Nature is full of lookalikes, and while there's no great need to be able to distinguish a song sparrow from a chipping sparrow, the smart hiker knows how to tell the dangerous flora and fauna from the similar, safe ones. It can mean the difference between a pleasant trip and one on which your well-being is at risk.


The United States harbors only two groups of venomous snakes: the somewhat rare coral snakes and the more common pit vipers, which include rattlesnakes, copperheads, and cottonmouths. Pit vipers are equipped with venom-injecting fangs and are so named for the tiny, heat-sensing pit located on each side of the head, between the eye and nostril. The pit helps them to locate prey.

Of course, if you see a snake with rattles, you know it's venomous. This simplifies matters in the West, where rattlesnakes are the only pit vipers. But in the eastern half of the country, rattleless cottonmouths and copperheads both bear markings akin to many harmless species.

To determine which variety you've encountered, look (at a comfortable distance, using binoculars) for a triangular head and other safe-or-sorry distinctions (see "Deadly Nuances," next page).

Water snakes in particular are easily mistaken for pit vipers. "Cottonmouths can look a lot like some water snakes," says Jeff Beane, curator of herpetology at the North Carolina Museum of Natural Sciences. Body language is a good clue. "Cottonmouths are poor climbers and are likely to form a tight circular coil on a stump or log just above water level. Water snakes usually hang draped over a branch in a tree or bush."

PAGE 1 2

Subscribe to Backpacker magazine
Sign up for our free weekly e-newsletter
Address 1:
Address 2:
Email (req):
Reader Rating: -

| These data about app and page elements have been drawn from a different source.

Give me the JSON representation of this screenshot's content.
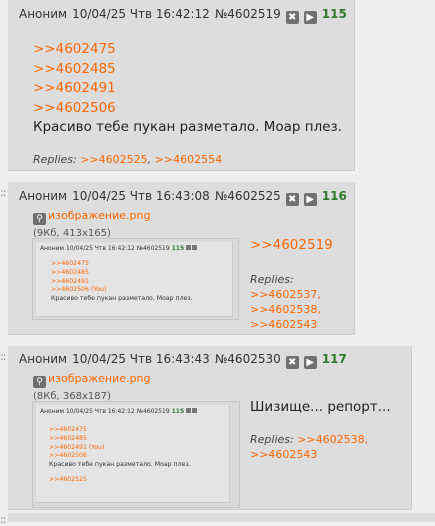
{
  "posts": [
    {
      "name": "Аноним",
      "date": "10/04/25 Чтв 16:42:12",
      "num": "№4602519",
      "replies_count": "115",
      "lines": [
        ">>4602475",
        ">>4602485",
        ">>4602491",
        ">>4602506"
      ],
      "message": "Красиво тебе пукан разметало. Моар плез.",
      "replies_label": "Replies:",
      "replies": [
        ">>4602525",
        ">>4602554"
      ]
    },
    {
      "name": "Аноним",
      "date": "10/04/25 Чтв 16:43:08",
      "num": "№4602525",
      "replies_count": "116",
      "file_name": "изображение.png",
      "file_meta": "(9Кб, 413x165)",
      "lines": [
        ">>4602519"
      ],
      "message": "",
      "replies_label": "Replies:",
      "replies": [
        ">>4602537,",
        ">>4602538,",
        ">>4602543"
      ],
      "thumb": {
        "header": "Аноним 10/04/25 Чтв 16:42:12 №4602519",
        "count": "115",
        "lines": [
          ">>4602475",
          ">>4602485",
          ">>4602491",
          ">>4602506 (You)"
        ],
        "message": "Красиво тебе пукан разметало. Моар плез."
      }
    },
    {
      "name": "Аноним",
      "date": "10/04/25 Чтв 16:43:43",
      "num": "№4602530",
      "replies_count": "117",
      "file_name": "изображение.png",
      "file_meta": "(8Кб, 368x187)",
      "lines": [],
      "message": "Шизище... репорт...",
      "replies_label": "Replies:",
      "replies": [
        ">>4602538,",
        ">>4602543"
      ],
      "thumb": {
        "header": "Аноним 10/04/25 Чтв 16:42:12 №4602519",
        "count": "115",
        "lines": [
          ">>4602475",
          ">>4602485",
          ">>4602491 (You)",
          ">>4602506"
        ],
        "message": "Красиво тебе пукан разметало. Моар плез.",
        "reply": ">>4602525"
      }
    }
  ]
}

Jul 21, 2011

I come across rattlers way more often than I would like to. The important thing to remember is, these snakes don't want to bite you. They are more scared of you than you are of them. If you see one, first back up slowly (if you are close). You don't want to look like you are attacking. Give the snake it's distance and never corner it. Make sure you watch where you're going. Rattlers like to hide under fallen tree trunks or rocks. When stepping over look and tap your hiking pole before stepping.

Jul 21, 2011

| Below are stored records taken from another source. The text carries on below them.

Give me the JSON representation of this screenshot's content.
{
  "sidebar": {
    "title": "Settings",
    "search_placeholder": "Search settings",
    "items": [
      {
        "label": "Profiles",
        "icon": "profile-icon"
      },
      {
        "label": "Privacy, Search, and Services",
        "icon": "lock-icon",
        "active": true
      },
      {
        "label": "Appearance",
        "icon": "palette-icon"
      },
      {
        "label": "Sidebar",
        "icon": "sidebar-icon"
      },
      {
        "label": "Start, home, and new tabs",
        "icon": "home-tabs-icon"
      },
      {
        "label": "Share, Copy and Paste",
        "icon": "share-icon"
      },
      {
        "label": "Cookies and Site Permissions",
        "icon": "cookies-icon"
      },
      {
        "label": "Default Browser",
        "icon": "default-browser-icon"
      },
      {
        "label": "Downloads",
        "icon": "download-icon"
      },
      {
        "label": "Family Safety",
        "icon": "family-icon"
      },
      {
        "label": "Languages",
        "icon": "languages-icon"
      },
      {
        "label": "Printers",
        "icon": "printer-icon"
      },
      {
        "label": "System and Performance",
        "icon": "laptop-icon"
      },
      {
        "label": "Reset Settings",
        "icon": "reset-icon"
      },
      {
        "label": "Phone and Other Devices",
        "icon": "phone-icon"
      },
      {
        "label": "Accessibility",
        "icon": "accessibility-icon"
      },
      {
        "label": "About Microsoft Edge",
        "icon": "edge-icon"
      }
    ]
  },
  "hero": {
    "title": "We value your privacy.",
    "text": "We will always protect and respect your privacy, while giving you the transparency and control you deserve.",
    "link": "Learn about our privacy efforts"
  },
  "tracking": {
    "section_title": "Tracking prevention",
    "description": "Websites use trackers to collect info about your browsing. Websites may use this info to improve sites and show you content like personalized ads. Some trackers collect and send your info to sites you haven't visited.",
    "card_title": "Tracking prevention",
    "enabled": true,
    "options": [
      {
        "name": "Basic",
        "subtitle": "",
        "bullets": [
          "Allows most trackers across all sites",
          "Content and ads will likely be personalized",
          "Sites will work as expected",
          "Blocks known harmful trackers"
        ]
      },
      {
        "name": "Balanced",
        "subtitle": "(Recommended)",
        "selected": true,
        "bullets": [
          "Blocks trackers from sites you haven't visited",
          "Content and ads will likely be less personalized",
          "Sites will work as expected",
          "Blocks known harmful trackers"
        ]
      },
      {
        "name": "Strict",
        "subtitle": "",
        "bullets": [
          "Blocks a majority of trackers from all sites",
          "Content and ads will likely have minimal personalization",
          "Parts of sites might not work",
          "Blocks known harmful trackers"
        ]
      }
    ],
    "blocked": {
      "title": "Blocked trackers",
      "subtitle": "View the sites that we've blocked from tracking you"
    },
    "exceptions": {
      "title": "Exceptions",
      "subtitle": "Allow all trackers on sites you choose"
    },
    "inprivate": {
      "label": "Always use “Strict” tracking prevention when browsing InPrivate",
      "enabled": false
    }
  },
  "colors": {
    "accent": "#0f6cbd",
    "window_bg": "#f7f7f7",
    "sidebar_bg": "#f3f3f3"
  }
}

A little confusion here. First it says rattlesnakes are the only dangerous snakes in the West, then it talks about the Arizona coral snake.

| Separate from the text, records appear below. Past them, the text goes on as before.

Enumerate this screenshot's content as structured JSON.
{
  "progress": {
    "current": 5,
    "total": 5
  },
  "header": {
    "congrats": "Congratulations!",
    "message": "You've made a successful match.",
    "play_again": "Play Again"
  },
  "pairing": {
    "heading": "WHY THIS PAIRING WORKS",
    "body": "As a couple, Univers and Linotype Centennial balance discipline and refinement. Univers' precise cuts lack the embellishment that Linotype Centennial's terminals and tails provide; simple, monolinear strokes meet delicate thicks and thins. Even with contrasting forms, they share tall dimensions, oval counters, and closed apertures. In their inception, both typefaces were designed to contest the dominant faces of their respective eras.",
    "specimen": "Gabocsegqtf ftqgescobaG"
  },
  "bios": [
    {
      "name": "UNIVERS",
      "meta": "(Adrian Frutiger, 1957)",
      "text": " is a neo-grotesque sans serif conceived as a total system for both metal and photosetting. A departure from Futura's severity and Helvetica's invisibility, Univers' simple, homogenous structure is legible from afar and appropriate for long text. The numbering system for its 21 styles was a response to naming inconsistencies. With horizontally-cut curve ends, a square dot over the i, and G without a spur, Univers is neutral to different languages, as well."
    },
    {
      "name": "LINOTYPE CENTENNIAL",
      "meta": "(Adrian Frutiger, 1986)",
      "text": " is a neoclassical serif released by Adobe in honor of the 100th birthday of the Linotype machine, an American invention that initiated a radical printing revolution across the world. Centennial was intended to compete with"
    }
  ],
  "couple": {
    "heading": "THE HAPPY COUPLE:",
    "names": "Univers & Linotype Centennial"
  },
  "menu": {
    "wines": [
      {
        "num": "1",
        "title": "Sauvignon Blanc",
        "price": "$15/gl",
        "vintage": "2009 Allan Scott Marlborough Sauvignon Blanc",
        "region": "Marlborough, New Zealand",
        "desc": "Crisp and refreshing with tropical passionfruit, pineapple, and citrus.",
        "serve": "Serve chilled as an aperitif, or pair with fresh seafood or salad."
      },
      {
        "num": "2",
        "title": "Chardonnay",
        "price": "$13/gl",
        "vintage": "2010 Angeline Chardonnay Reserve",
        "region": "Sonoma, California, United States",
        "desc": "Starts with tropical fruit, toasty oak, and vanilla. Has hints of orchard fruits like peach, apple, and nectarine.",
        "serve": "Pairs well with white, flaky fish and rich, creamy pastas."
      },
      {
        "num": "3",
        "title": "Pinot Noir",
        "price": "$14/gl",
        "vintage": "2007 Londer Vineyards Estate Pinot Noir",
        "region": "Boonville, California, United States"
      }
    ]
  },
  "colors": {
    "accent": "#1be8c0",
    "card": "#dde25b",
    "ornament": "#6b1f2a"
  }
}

illinois hiker
Jul 21, 2011

Pictures would be nice

Jul 21, 2011

Great idea for an article, but in the 2 seconds it takes to get bit, I'm supposed to notice his eyes? What if the lil bugger is wearing sunglasses !?!

Nov 12, 2009

did some one ever got bite besides you


Your rating:
Your Name:


My Profile Join Now

Most recent threads

Trailhead Register
Stop me if you've heard this...
Posted On: Jul 25, 2014
Submitted By: desert dweller
Do you use a PLB?
Posted On: Jul 25, 2014
Submitted By: High_Sierra_Fan

View all Gear
Find a retailer

Special sections - Expert handbooks for key trails, techniques and gear

Check out Montana in Warren Miller's Ticket to Ride
Warren Miller athletes charge hard and reflect on Big Sky country, their love for this space and the immense energy allotted to the people who reside in Montana.

Boost Your Apps
Add powerful tools and exclusive maps to your BACKPACKER apps through our partnership with Trimble Outdoors.

Carry the Best Maps
With BACKPACKER PRO Maps, get life-list destinations and local trips on adventure-ready waterproof myTopo paper.

FREE Rocky Mountain Trip Planner
Sign up for a free Rocky Mountain National Park trip planning kit from our sister site

Follow BackpackerMag on Twitter Follow Backpacker on Facebook
Get 2 FREE Trial Issues and 3 FREE GIFTS
Survival Skills 101 • Eat Better
The Best Trails in America
YES! Please send me my FREE trial issues of Backpacker
and my 3 FREE downloadable booklets.
Full Name:
Address 1:
Zip Code:
Address 2:
Email (required):
Free trial offer valid for US subscribers only. Canadian subscriptions | International subscriptions